▶ _PROBLEM TO SOLVE_
All of the entries must be output exactly as they are.

▶ _Records from a dataset_
<<<<

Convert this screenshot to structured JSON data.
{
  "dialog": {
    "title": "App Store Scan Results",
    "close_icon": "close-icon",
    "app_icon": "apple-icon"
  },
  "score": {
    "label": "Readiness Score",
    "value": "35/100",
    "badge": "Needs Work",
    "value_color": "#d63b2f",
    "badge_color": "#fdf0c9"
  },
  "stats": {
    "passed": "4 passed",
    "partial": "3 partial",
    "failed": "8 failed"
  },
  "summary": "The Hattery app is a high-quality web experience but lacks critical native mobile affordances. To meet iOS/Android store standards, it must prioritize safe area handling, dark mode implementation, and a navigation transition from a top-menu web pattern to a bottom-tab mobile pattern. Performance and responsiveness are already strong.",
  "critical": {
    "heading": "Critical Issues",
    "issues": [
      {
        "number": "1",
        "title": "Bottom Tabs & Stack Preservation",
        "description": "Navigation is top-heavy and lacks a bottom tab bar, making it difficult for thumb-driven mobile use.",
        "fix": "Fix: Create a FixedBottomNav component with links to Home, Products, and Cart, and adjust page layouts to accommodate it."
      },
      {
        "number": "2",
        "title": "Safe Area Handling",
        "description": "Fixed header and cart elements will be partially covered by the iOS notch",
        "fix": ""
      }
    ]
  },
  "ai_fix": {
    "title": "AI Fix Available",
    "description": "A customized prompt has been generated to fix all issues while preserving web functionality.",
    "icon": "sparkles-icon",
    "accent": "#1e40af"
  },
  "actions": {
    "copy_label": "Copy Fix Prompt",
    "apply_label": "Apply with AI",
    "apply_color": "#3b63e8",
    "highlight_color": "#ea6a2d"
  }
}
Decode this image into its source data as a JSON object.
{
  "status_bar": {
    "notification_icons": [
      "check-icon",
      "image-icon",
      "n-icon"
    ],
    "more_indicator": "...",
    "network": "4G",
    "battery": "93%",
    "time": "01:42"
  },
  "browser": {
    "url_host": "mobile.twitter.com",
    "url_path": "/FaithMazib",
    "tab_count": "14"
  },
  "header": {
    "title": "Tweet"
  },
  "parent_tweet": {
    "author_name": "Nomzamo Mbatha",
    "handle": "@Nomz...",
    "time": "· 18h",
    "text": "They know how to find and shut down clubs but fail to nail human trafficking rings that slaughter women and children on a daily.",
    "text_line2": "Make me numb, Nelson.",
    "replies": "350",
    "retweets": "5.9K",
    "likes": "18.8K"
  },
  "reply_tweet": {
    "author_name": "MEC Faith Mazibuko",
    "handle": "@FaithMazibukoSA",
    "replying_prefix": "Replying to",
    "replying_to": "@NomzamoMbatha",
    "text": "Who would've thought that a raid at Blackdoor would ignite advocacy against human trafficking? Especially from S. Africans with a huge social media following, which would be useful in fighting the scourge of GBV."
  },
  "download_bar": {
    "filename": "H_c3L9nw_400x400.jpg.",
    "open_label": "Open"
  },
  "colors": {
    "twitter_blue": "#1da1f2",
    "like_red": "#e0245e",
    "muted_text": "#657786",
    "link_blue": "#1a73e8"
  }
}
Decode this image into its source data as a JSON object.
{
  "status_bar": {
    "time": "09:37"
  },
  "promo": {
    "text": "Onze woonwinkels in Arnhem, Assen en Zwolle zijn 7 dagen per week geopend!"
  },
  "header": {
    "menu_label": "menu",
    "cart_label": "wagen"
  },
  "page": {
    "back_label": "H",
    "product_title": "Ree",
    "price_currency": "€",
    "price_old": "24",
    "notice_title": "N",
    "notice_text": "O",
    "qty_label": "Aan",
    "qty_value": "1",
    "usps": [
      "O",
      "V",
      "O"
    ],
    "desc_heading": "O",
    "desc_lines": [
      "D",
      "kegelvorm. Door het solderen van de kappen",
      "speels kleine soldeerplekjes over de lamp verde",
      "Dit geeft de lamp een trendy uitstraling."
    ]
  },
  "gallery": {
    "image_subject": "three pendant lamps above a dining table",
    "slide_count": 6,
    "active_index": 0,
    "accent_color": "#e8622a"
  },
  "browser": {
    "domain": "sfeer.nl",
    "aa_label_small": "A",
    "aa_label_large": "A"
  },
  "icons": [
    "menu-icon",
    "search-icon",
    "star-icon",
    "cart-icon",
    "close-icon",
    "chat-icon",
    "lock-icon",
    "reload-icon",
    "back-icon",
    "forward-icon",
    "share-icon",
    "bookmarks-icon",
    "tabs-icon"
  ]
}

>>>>

▶ _SOLUTION TO THE PROBLEM_
Convert this screenshot to structured JSON data.
{
  "dialog": {
    "title": "App Store Scan Results",
    "close_icon": "close-icon",
    "app_icon": "apple-icon"
  },
  "score": {
    "label": "Readiness Score",
    "value": "35/100",
    "badge": "Needs Work",
    "value_color": "#d63b2f",
    "badge_color": "#fdf0c9"
  },
  "stats": {
    "passed": "4 passed",
    "partial": "3 partial",
    "failed": "8 failed"
  },
  "summary": "The Hattery app is a high-quality web experience but lacks critical native mobile affordances. To meet iOS/Android store standards, it must prioritize safe area handling, dark mode implementation, and a navigation transition from a top-menu web pattern to a bottom-tab mobile pattern. Performance and responsiveness are already strong.",
  "critical": {
    "heading": "Critical Issues",
    "issues": [
      {
        "number": "1",
        "title": "Bottom Tabs & Stack Preservation",
        "description": "Navigation is top-heavy and lacks a bottom tab bar, making it difficult for thumb-driven mobile use.",
        "fix": "Fix: Create a FixedBottomNav component with links to Home, Products, and Cart, and adjust page layouts to accommodate it."
      },
      {
        "number": "2",
        "title": "Safe Area Handling",
        "description": "Fixed header and cart elements will be partially covered by the iOS notch",
        "fix": ""
      }
    ]
  },
  "ai_fix": {
    "title": "AI Fix Available",
    "description": "A customized prompt has been generated to fix all issues while preserving web functionality.",
    "icon": "sparkles-icon",
    "accent": "#1e40af"
  },
  "actions": {
    "copy_label": "Copy Fix Prompt",
    "apply_label": "Apply with AI",
    "apply_color": "#3b63e8",
    "highlight_color": "#ea6a2d"
  }
}
Decode this image into its source data as a JSON object.
{
  "status_bar": {
    "notification_icons": [
      "check-icon",
      "image-icon",
      "n-icon"
    ],
    "more_indicator": "...",
    "network": "4G",
    "battery": "93%",
    "time": "01:42"
  },
  "browser": {
    "url_host": "mobile.twitter.com",
    "url_path": "/FaithMazib",
    "tab_count": "14"
  },
  "header": {
    "title": "Tweet"
  },
  "parent_tweet": {
    "author_name": "Nomzamo Mbatha",
    "handle": "@Nomz...",
    "time": "· 18h",
    "text": "They know how to find and shut down clubs but fail to nail human trafficking rings that slaughter women and children on a daily.",
    "text_line2": "Make me numb, Nelson.",
    "replies": "350",
    "retweets": "5.9K",
    "likes": "18.8K"
  },
  "reply_tweet": {
    "author_name": "MEC Faith Mazibuko",
    "handle": "@FaithMazibukoSA",
    "replying_prefix": "Replying to",
    "replying_to": "@NomzamoMbatha",
    "text": "Who would've thought that a raid at Blackdoor would ignite advocacy against human trafficking? Especially from S. Africans with a huge social media following, which would be useful in fighting the scourge of GBV."
  },
  "download_bar": {
    "filename": "H_c3L9nw_400x400.jpg.",
    "open_label": "Open"
  },
  "colors": {
    "twitter_blue": "#1da1f2",
    "like_red": "#e0245e",
    "muted_text": "#657786",
    "link_blue": "#1a73e8"
  }
}
Decode this image into its source data as a JSON object.
{
  "status_bar": {
    "time": "09:37"
  },
  "promo": {
    "text": "Onze woonwinkels in Arnhem, Assen en Zwolle zijn 7 dagen per week geopend!"
  },
  "header": {
    "menu_label": "menu",
    "cart_label": "wagen"
  },
  "page": {
    "back_label": "H",
    "product_title": "Ree",
    "price_currency": "€",
    "price_old": "24",
    "notice_title": "N",
    "notice_text": "O",
    "qty_label": "Aan",
    "qty_value": "1",
    "usps": [
      "O",
      "V",
      "O"
    ],
    "desc_heading": "O",
    "desc_lines": [
      "D",
      "kegelvorm. Door het solderen van de kappen",
      "speels kleine soldeerplekjes over de lamp verde",
      "Dit geeft de lamp een trendy uitstraling."
    ]
  },
  "gallery": {
    "image_subject": "three pendant lamps above a dining table",
    "slide_count": 6,
    "active_index": 0,
    "accent_color": "#e8622a"
  },
  "browser": {
    "domain": "sfeer.nl",
    "aa_label_small": "A",
    "aa_label_large": "A"
  },
  "icons": [
    "menu-icon",
    "search-icon",
    "star-icon",
    "cart-icon",
    "close-icon",
    "chat-icon",
    "lock-icon",
    "reload-icon",
    "back-icon",
    "forward-icon",
    "share-icon",
    "bookmarks-icon",
    "tabs-icon"
  ]
}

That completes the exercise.